Hurtta Ultimate Warmer Dog Jacket

Hurtta Ultimate Warmer

Hurtta Ultimate Warmer

Boy it’s freezing outside and we’re sure your dog thinks so too. Luckily, Hurtta has designed and recently released to the U.S. the Ultimate Warmer Dog Jacket. It’s turned into a best seller with many of their customers from Alaska to Maine declaring it as “the best all-weather protecting dog-coat on the market”.

The Ultimate Warmer Dog Jacket provides your dog extreme protection and thermal insulation for extended outdoor activities in cold conditions. The material has been laminated with a waterproof and breathable Houndtex® membrane to keep your dog dry and warm. The high collar, protective front and long rear hem protect your dog’s most important muscle groups, neck and chest. Made from smooth and soundless material, the jacket allows complete freedom of movement.

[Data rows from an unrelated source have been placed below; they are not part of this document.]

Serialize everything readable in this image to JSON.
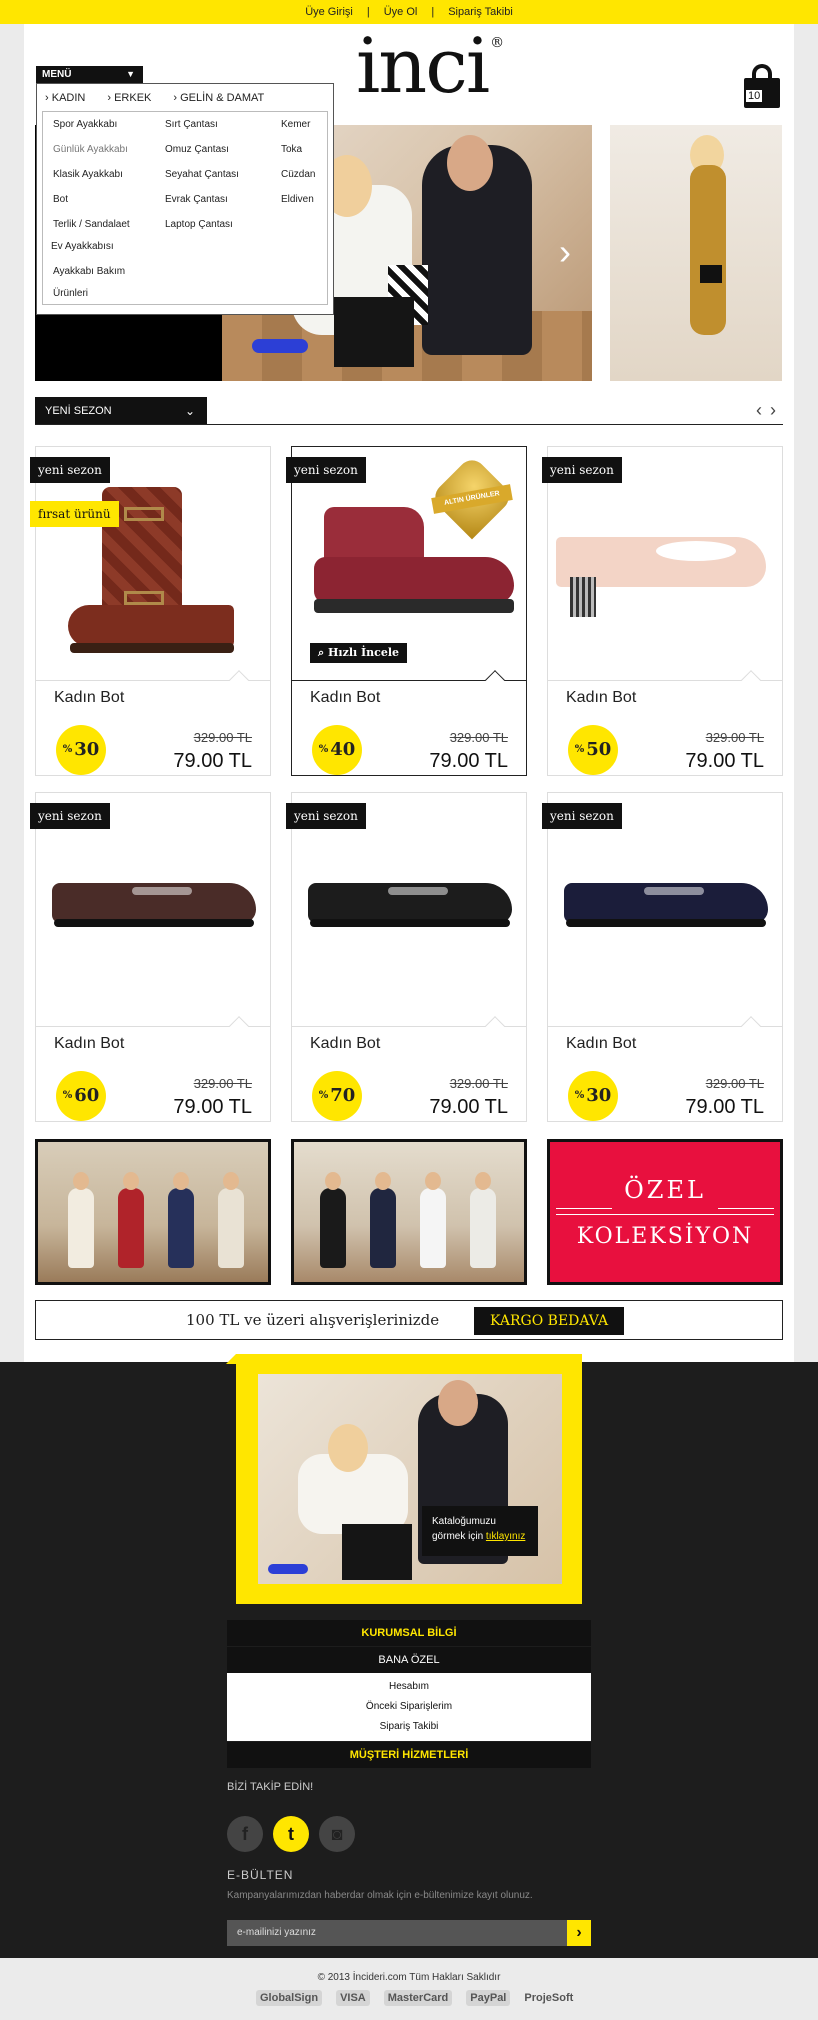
{
  "topbar": {
    "links": [
      "Üye Girişi",
      "Üye Ol",
      "Sipariş Takibi"
    ],
    "sep": "|"
  },
  "brand": {
    "logo": "inci",
    "reg": "®",
    "accent": "#ffe600"
  },
  "cart": {
    "count": "10",
    "icon": "shopping-bag-icon"
  },
  "menu": {
    "button": "MENÜ",
    "top": [
      "KADIN",
      "ERKEK",
      "GELİN & DAMAT"
    ],
    "col1": [
      "Spor Ayakkabı",
      "Günlük Ayakkabı",
      "Klasik Ayakkabı",
      "Bot",
      "Terlik / Sandalaet",
      "Ev Ayakkabısı",
      "Ayakkabı Bakım",
      "Ürünleri"
    ],
    "col2": [
      "Sırt Çantası",
      "Omuz Çantası",
      "Seyahat Çantası",
      "Evrak Çantası",
      "Laptop Çantası"
    ],
    "col3": [
      "Kemer",
      "Toka",
      "Cüzdan",
      "Eldiven"
    ]
  },
  "section": {
    "title": "YENİ SEZON"
  },
  "products": [
    {
      "badge": "yeni sezon",
      "badge2": "fırsat ürünü",
      "name": "Kadın Bot",
      "disc": "30",
      "old": "329.00 TL",
      "price": "79.00 TL"
    },
    {
      "badge": "yeni sezon",
      "quick": "Hızlı İncele",
      "seal": "ALTIN ÜRÜNLER",
      "name": "Kadın Bot",
      "disc": "40",
      "old": "329.00 TL",
      "price": "79.00 TL"
    },
    {
      "badge": "yeni sezon",
      "name": "Kadın Bot",
      "disc": "50",
      "old": "329.00 TL",
      "price": "79.00 TL"
    },
    {
      "badge": "yeni sezon",
      "name": "Kadın Bot",
      "disc": "60",
      "old": "329.00 TL",
      "price": "79.00 TL"
    },
    {
      "badge": "yeni sezon",
      "name": "Kadın Bot",
      "disc": "70",
      "old": "329.00 TL",
      "price": "79.00 TL"
    },
    {
      "badge": "yeni sezon",
      "name": "Kadın Bot",
      "disc": "30",
      "old": "329.00 TL",
      "price": "79.00 TL"
    }
  ],
  "pct": "%",
  "special": {
    "line1": "ÖZEL",
    "line2": "KOLEKSİYON"
  },
  "shipping": {
    "text": "100 TL ve üzeri alışverişlerinizde",
    "tag": "KARGO BEDAVA"
  },
  "catalog": {
    "text": "Kataloğumuzu görmek için",
    "link": "tıklayınız"
  },
  "footer": {
    "kurumsal": "KURUMSAL BİLGİ",
    "bana_ozel": "BANA ÖZEL",
    "account_links": [
      "Hesabım",
      "Önceki Siparişlerim",
      "Sipariş Takibi"
    ],
    "musteri": "MÜŞTERİ HİZMETLERİ",
    "follow": "BİZİ TAKİP EDİN!",
    "social": {
      "facebook": "f",
      "twitter": "t",
      "instagram": "◙"
    },
    "newsletter_title": "E-BÜLTEN",
    "newsletter_desc": "Kampanyalarımızdan haberdar olmak için e-bültenimize kayıt olunuz.",
    "email_placeholder": "e-mailinizi yazınız",
    "copyright": "© 2013 İncideri.com Tüm Hakları Saklıdır",
    "payment_logos": [
      "GlobalSign",
      "VISA",
      "MasterCard",
      "PayPal",
      "ProjeSoft"
    ]
  }
}
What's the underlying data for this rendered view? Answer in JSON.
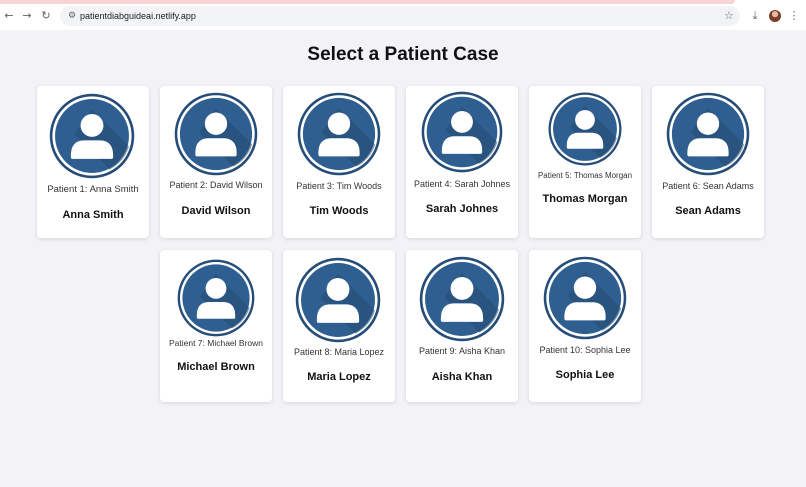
{
  "browser": {
    "url": "patientdiabguideai.netlify.app",
    "back_icon": "arrow-left-icon",
    "forward_icon": "arrow-right-icon",
    "reload_icon": "reload-icon",
    "bookmark_icon": "star-icon",
    "download_icon": "download-icon",
    "menu_icon": "kebab-menu-icon"
  },
  "page": {
    "title": "Select a Patient Case"
  },
  "patients": [
    {
      "subtitle": "Patient 1: Anna Smith",
      "name": "Anna Smith"
    },
    {
      "subtitle": "Patient 2: David Wilson",
      "name": "David Wilson"
    },
    {
      "subtitle": "Patient 3: Tim Woods",
      "name": "Tim Woods"
    },
    {
      "subtitle": "Patient 4: Sarah Johnes",
      "name": "Sarah Johnes"
    },
    {
      "subtitle": "Patient 5: Thomas Morgan",
      "name": "Thomas Morgan"
    },
    {
      "subtitle": "Patient 6: Sean Adams",
      "name": "Sean Adams"
    },
    {
      "subtitle": "Patient 7: Michael Brown",
      "name": "Michael Brown"
    },
    {
      "subtitle": "Patient 8: Maria Lopez",
      "name": "Maria Lopez"
    },
    {
      "subtitle": "Patient 9: Aisha Khan",
      "name": "Aisha Khan"
    },
    {
      "subtitle": "Patient 10: Sophia Lee",
      "name": "Sophia Lee"
    }
  ],
  "colors": {
    "avatar_blue": "#2f5f90",
    "avatar_ring": "#264d77",
    "avatar_shadow": "#244a73"
  }
}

Hurtta_Outdoors_UltimateWarmerTo ensure a great fit, this highly technical outfit has an adjustable collar, neckline and waist and a protective rear hem. The back of the product has a leash opening for collar or harness attachment. Efficient 3M reflectors have been positioned on various parts of the jacket for increased visibility.

It is particularly well suited to training and active working dogs, when long-term exposure to the cold in winter cannot be avoided.

Want to learn more about Hurtta? Check out our interview with Hurtta to get an exclusive scoop on the brand.

Water Rehabilitation for Dogs

water 4 dogsHydrotherapy has been long used for humans suffering from arthritis pain and other disabilities. It’s only become more available for dogs in recent years. Water rehabilitation for dogs allows them to exercise in a fluid environment which gives them greater support to minimize stress on their joints, while at the same time creating enough resistance so that they can exercise their muscles. It’s considered a major breakthrough for dogs with spinal injuries, severe arthritis, hip or elbow dysplasia or other mobility problems.

water rehabilitation for dogsWhat makes hydrotherapy different is the buoyancy water provides. The feeling of weightlessness allows disabled dogs to use all their muscles without putting stress on damaged or weak muscles. But the water also creates resistance, which limits the rate at which the dog’s limbs can move through the water. It’s also a great cardiovascular workout for a dog’s heart and lungs, since the weight of the water means that breathing requires more effort. The water in hydrotherapy pools is typically warm (80 to 100 degrees F), which promotes blood flow to the injured area while simultaneously increasing muscle and joint flexibility.

Friends of DogsizWater 4 Dogsed and Downtown Dog NYC members, Geraldine, Conor and their dog Abe, had a great experience with hydrotherapy at Water4Dogs Rehabilitation Center in NYC. At the time, Abe (only a year and 9 months old) sadly had a partial tear in his back left leg (unfortunately a common injury for Abe’s breed). After hearing from an orthopedic surgeon that he needed very invasive surgery, they sought out some other opinions. They thought surgery was a bit drastic, especially since he was so young. Another vet recommended water therapy and rehab at Water4Dogs.

They came in for an initial evaluation/consultation with Dr. Block at Water4Dogs and decided to try out their rehabilitation in lieu of surgery. After ten sessions of cold laser treatment, physical therapy, water treadmill and pool therapy (ten sessions in all, twice a week). Abe made an amazing recovery.

So if your dog has an injury or mobility issues, you might want to consider water rehabilitation / hydrotherapy, before going to more invasive surgical solutions. It’s worked for humans for years – it makes sense that it could be a great option and potential solution for our canine best friends.

Check out these two videos of Abe at Water4Dogs: